Taking vitamin D supplements could significantly cut the risk of severe asthma attacks for some sufferers, say health experts.

The study claimed that intake of vitamin D tablets reduced the cases of severe attacks, which usually require a person to be admitted to the hospital or emergency department, from 6% to 3%. Taking vitamin D supplements also reduced the need for treating patients with steroids.

More than five million people in the United Kingdom, and 334 million globally, are affected by asthma which causes wheezing, coughing, tightness in the chest, and shortness of breath.

A daily dose of Vitamin D halves the risk of severe asthma attacks, a new study has shown.

Researchers said low blood levels of vitamin D had previously been linked to increased risk of asthma attacks and there was growing interest in its potential role in asthma management because it might help to reduce upper respiratory infections that can lead to exacerbations.

Review author Professor Adrian Martineau from the Asthma UK Centre for Applied Research, Queen Mary University of London, says in a statement: "This is an exciting result, but some caution is warranted".

As such, researchers have increasingly investigated whether vitamin D supplementation might benefit asthma patients. A review of previous data found that vitamin D supplements could have a protective effect against serious asthma attacks when taken alongside normal asthma treatment.

The researchers said: "Vitamin D is likely to offer protection against severe asthma attacks".

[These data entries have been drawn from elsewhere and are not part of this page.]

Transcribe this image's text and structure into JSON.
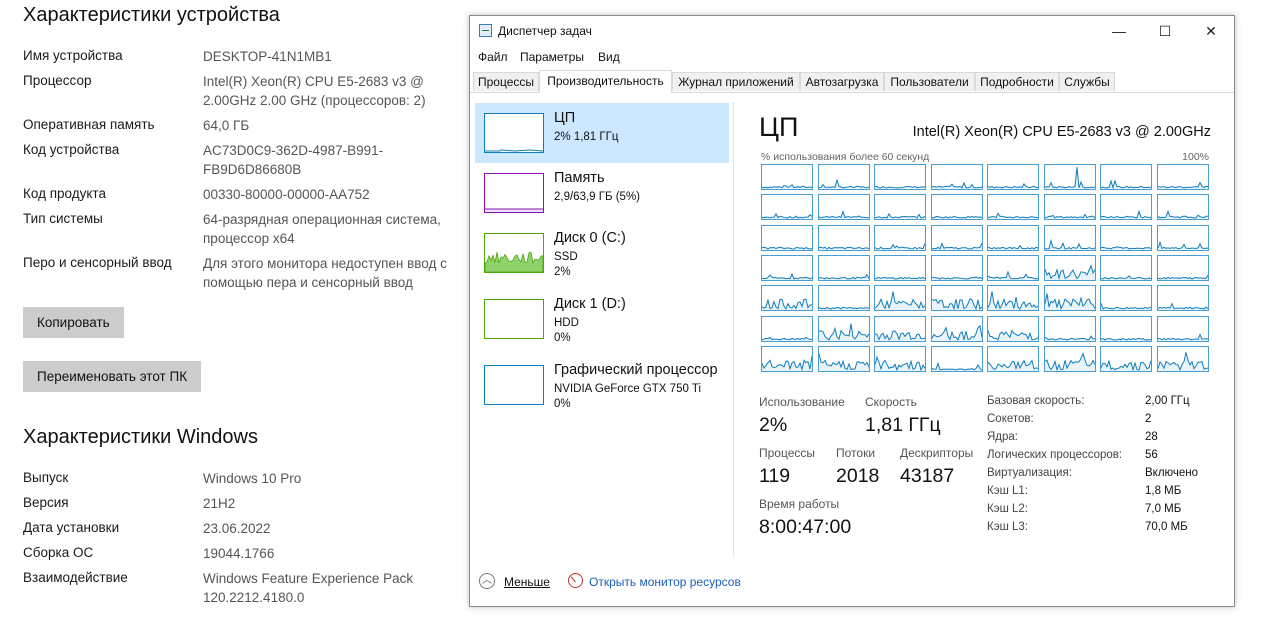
{
  "settings": {
    "device_section_title": "Характеристики устройства",
    "device_rows": [
      {
        "label": "Имя устройства",
        "value": "DESKTOP-41N1MB1"
      },
      {
        "label": "Процессор",
        "value": "Intel(R) Xeon(R) CPU E5-2683 v3 @\n2.00GHz   2.00 GHz (процессоров: 2)"
      },
      {
        "label": "Оперативная память",
        "value": "64,0 ГБ"
      },
      {
        "label": "Код устройства",
        "value": "AC73D0C9-362D-4987-B991-\nFB9D6D86680B"
      },
      {
        "label": "Код продукта",
        "value": "00330-80000-00000-AA752"
      },
      {
        "label": "Тип системы",
        "value": "64-разрядная операционная система,\nпроцессор x64"
      },
      {
        "label": "Перо и сенсорный ввод",
        "value": "Для этого монитора недоступен ввод с\nпомощью пера и сенсорный ввод"
      }
    ],
    "copy_button": "Копировать",
    "rename_button": "Переименовать этот ПК",
    "windows_section_title": "Характеристики Windows",
    "windows_rows": [
      {
        "label": "Выпуск",
        "value": "Windows 10 Pro"
      },
      {
        "label": "Версия",
        "value": "21H2"
      },
      {
        "label": "Дата установки",
        "value": "23.06.2022"
      },
      {
        "label": "Сборка ОС",
        "value": "19044.1766"
      },
      {
        "label": "Взаимодействие",
        "value": "Windows Feature Experience Pack\n120.2212.4180.0"
      }
    ]
  },
  "taskmgr": {
    "title": "Диспетчер задач",
    "window_buttons": {
      "minimize": "—",
      "maximize": "☐",
      "close": "✕"
    },
    "menu": [
      "Файл",
      "Параметры",
      "Вид"
    ],
    "tabs": [
      "Процессы",
      "Производительность",
      "Журнал приложений",
      "Автозагрузка",
      "Пользователи",
      "Подробности",
      "Службы"
    ],
    "active_tab": "Производительность",
    "resources": [
      {
        "name": "ЦП",
        "line1": "2% 1,81 ГГц",
        "line2": "",
        "color": "#117dbb",
        "selected": true
      },
      {
        "name": "Память",
        "line1": "2,9/63,9 ГБ (5%)",
        "line2": "",
        "color": "#8b12ae",
        "selected": false
      },
      {
        "name": "Диск 0 (C:)",
        "line1": "SSD",
        "line2": "2%",
        "color": "#4da60c",
        "selected": false
      },
      {
        "name": "Диск 1 (D:)",
        "line1": "HDD",
        "line2": "0%",
        "color": "#4da60c",
        "selected": false
      },
      {
        "name": "Графический процессор",
        "line1": "NVIDIA GeForce GTX 750 Ti",
        "line2": "0%",
        "color": "#117dbb",
        "selected": false
      }
    ],
    "cpu": {
      "heading": "ЦП",
      "model": "Intel(R) Xeon(R) CPU E5-2683 v3 @ 2.00GHz",
      "graph_label_left": "% использования более 60 секунд",
      "graph_label_right": "100%",
      "logical_processors_shown": 56,
      "stats": {
        "utilization_label": "Использование",
        "utilization": "2%",
        "speed_label": "Скорость",
        "speed": "1,81 ГГц",
        "processes_label": "Процессы",
        "processes": "119",
        "threads_label": "Потоки",
        "threads": "2018",
        "handles_label": "Дескрипторы",
        "handles": "43187",
        "uptime_label": "Время работы",
        "uptime": "8:00:47:00"
      },
      "specs": [
        {
          "label": "Базовая скорость:",
          "value": "2,00 ГГц"
        },
        {
          "label": "Сокетов:",
          "value": "2"
        },
        {
          "label": "Ядра:",
          "value": "28"
        },
        {
          "label": "Логических процессоров:",
          "value": "56"
        },
        {
          "label": "Виртуализация:",
          "value": "Включено"
        },
        {
          "label": "Кэш L1:",
          "value": "1,8 МБ"
        },
        {
          "label": "Кэш L2:",
          "value": "7,0 МБ"
        },
        {
          "label": "Кэш L3:",
          "value": "70,0 МБ"
        }
      ]
    },
    "footer": {
      "less": "Меньше",
      "monitor_link": "Открыть монитор ресурсов"
    },
    "colors": {
      "cpu_line": "#117dbb",
      "selection": "#cce8ff",
      "link": "#1a5fb4"
    }
  }
}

The team of Cochrane researchers found seven trials involving 435 children and two studies, involving 658 adults. Participants continued to use their standard medications, and suffered from mild to moderate asthma as opposed to severe asthma.

Dr. Rebecca Normansell recommends people to take a blood test to see what their level of vitamin D is and then talk to a GP or pharmacist for advice over supplements. These results are based largely on trials in adults.

Vitamin D has always been associated with asthma so the researchers looked into the efficacy of the supplement on patients with the condition.

"First, the findings relating to severe asthma attacks come from just three trials: most of the patients enrolled in these studies were adults with mild or moderate asthma".

He said further analyses were on-going and results should be available in the next few months.

"You can think of vitamin D nearly as a designer drug because it has these two actions, the first being to boost immunity to infections and the second to dampen down inflammation", said Martineau.

In July (16), Public Health England recommended that everyone should consider taking vitamin D supplements in autumn and winter.

"However, more work still needs to be done in gathering the evidence, particularly around effectiveness for young people and children - especially as it now affects as many as one in 11 children", he said.

  • Delores Daniels